An investor’s risk of loss arising from a deterioration in the credit quality of a borrower, and/or a borrower’s failure to pay loans as promised. Such an event is called a default. The lender or investor loses the principal (amount lent) and interest.
Investors are compensated for assuming credit risk via the return, or yield they receive for lending their capital. Thus credit risk is closely tied to the potential return of a credit investment; yields on bonds correlate strongly to their perceived credit risk. The higher the perceived credit risk, the higher the yield or interest rate that investors will require for lending their capital.
If an issuer’s credit risk goes up (credit rating deteriorates), its price declines and yield rises due to the inverse price-yield relationship. Therefore after the downgrade, new bonds issued by the same issuer will have a higher yield, as the market now requires a greater yield to compensate for the higher risk of default.

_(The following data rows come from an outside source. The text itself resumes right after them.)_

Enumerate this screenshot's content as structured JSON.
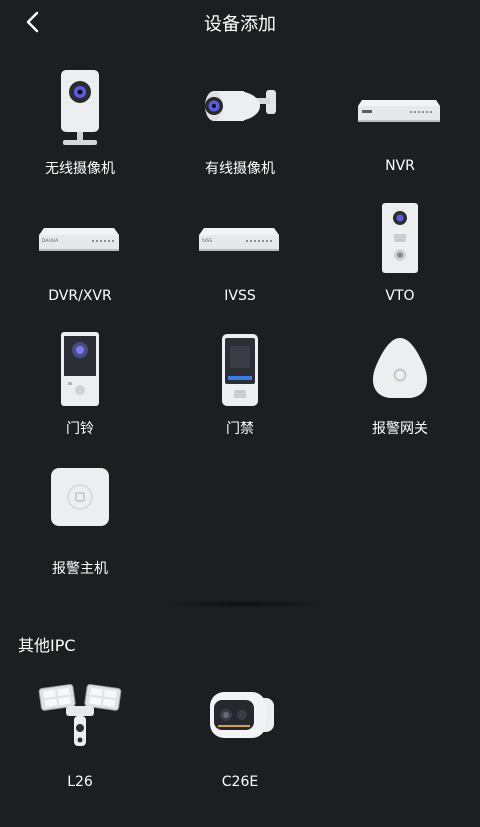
{
  "header": {
    "title": "设备添加",
    "back_icon": "chevron-left-icon"
  },
  "devices": [
    {
      "label": "无线摄像机",
      "icon": "wireless-camera-icon"
    },
    {
      "label": "有线摄像机",
      "icon": "bullet-camera-icon"
    },
    {
      "label": "NVR",
      "icon": "nvr-icon"
    },
    {
      "label": "DVR/XVR",
      "icon": "dvr-icon"
    },
    {
      "label": "IVSS",
      "icon": "ivss-icon"
    },
    {
      "label": "VTO",
      "icon": "vto-icon"
    },
    {
      "label": "门铃",
      "icon": "doorbell-icon"
    },
    {
      "label": "门禁",
      "icon": "access-control-icon"
    },
    {
      "label": "报警网关",
      "icon": "alarm-gateway-icon"
    },
    {
      "label": "报警主机",
      "icon": "alarm-hub-icon"
    }
  ],
  "other_ipc": {
    "title": "其他IPC",
    "items": [
      {
        "label": "L26",
        "icon": "floodlight-camera-icon"
      },
      {
        "label": "C26E",
        "icon": "c26e-camera-icon"
      }
    ]
  },
  "device_silkscreen": {
    "dvr": "DAHUA",
    "ivss": "IVSS"
  },
  "colors": {
    "background": "#1c1e22",
    "text": "#ffffff"
  }
}
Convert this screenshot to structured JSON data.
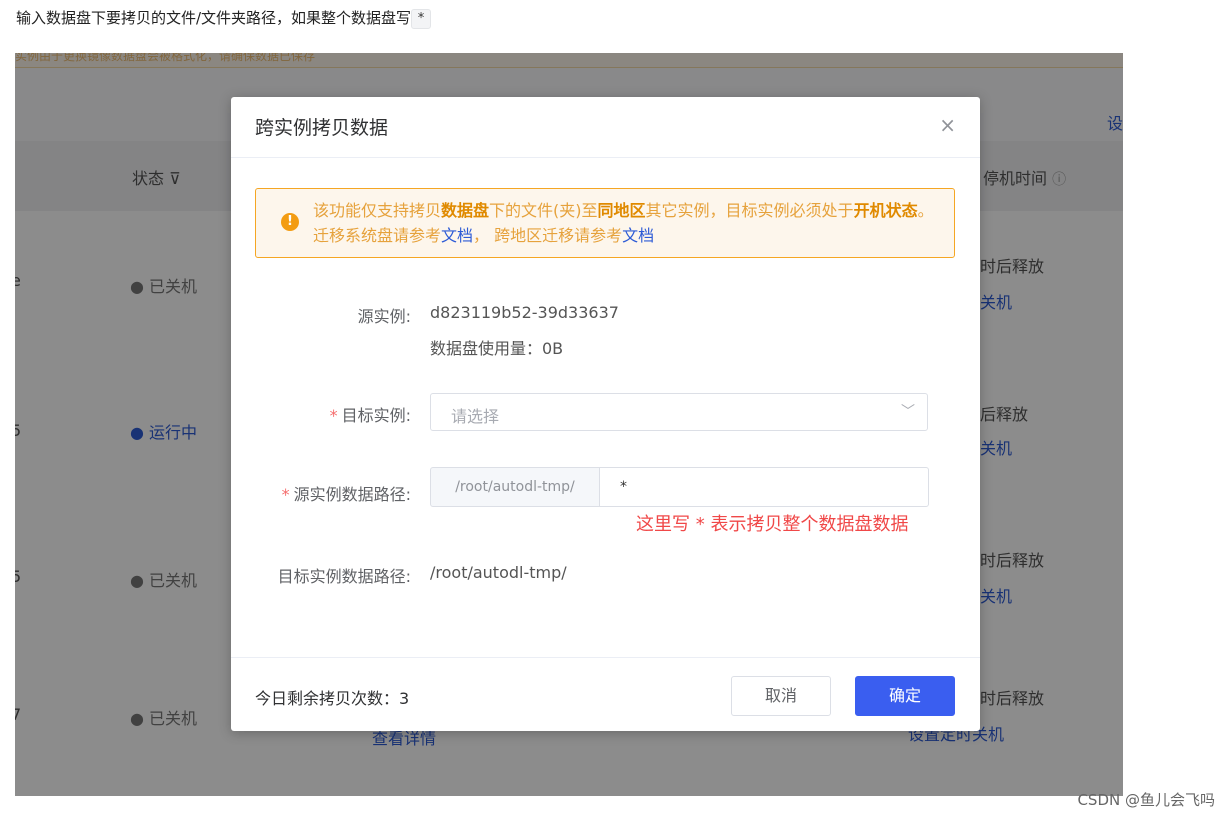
{
  "article": {
    "text": "输入数据盘下要拷贝的文件/文件夹路径，如果整个数据盘写",
    "code": "*"
  },
  "background": {
    "notice": "实例由于更换镜像数据盘会被格式化，请确保数据已保存",
    "link_right": "设",
    "columns": {
      "status": "状态",
      "stop_time": "停机时间"
    },
    "rows": [
      {
        "id_tail": "e",
        "status": "● 已关机",
        "release": "时后释放",
        "action": "关机"
      },
      {
        "id_tail": "5",
        "status": "● 运行中",
        "release": "后释放",
        "action": "关机"
      },
      {
        "id_tail": "5",
        "status": "● 已关机",
        "release": "时后释放",
        "action": "关机"
      },
      {
        "id_tail": "7",
        "status": "● 已关机",
        "release": "时后释放",
        "action": "设置定时关机",
        "detail": "查看详情"
      }
    ]
  },
  "dialog": {
    "title": "跨实例拷贝数据",
    "close": "×",
    "alert": {
      "p1": "该功能仅支持拷贝",
      "b1": "数据盘",
      "p2": "下的文件(夹)至",
      "b2": "同地区",
      "p3": "其它实例，目标实例必须处于",
      "b3": "开机状态",
      "p4": "。迁移系统盘请参考",
      "link1": "文档",
      "p5": "， 跨地区迁移请参考",
      "link2": "文档"
    },
    "source_label": "源实例:",
    "source_id": "d823119b52-39d33637",
    "disk_usage": "数据盘使用量：0B",
    "target_label": "目标实例:",
    "target_placeholder": "请选择",
    "src_path_label": "源实例数据路径:",
    "src_path_prefix": "/root/autodl-tmp/",
    "src_path_value": "*",
    "annotation": "这里写 * 表示拷贝整个数据盘数据",
    "dst_path_label": "目标实例数据路径:",
    "dst_path_value": "/root/autodl-tmp/",
    "remain": "今日剩余拷贝次数：3",
    "cancel": "取消",
    "ok": "确定"
  },
  "watermark": "CSDN @鱼儿会飞吗"
}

The investor, having purchased the security before the downgrade has locked in a yield of 4% and therefore faces unfavourable conditions. The opposite is true in the case of an improvement in credit conditions.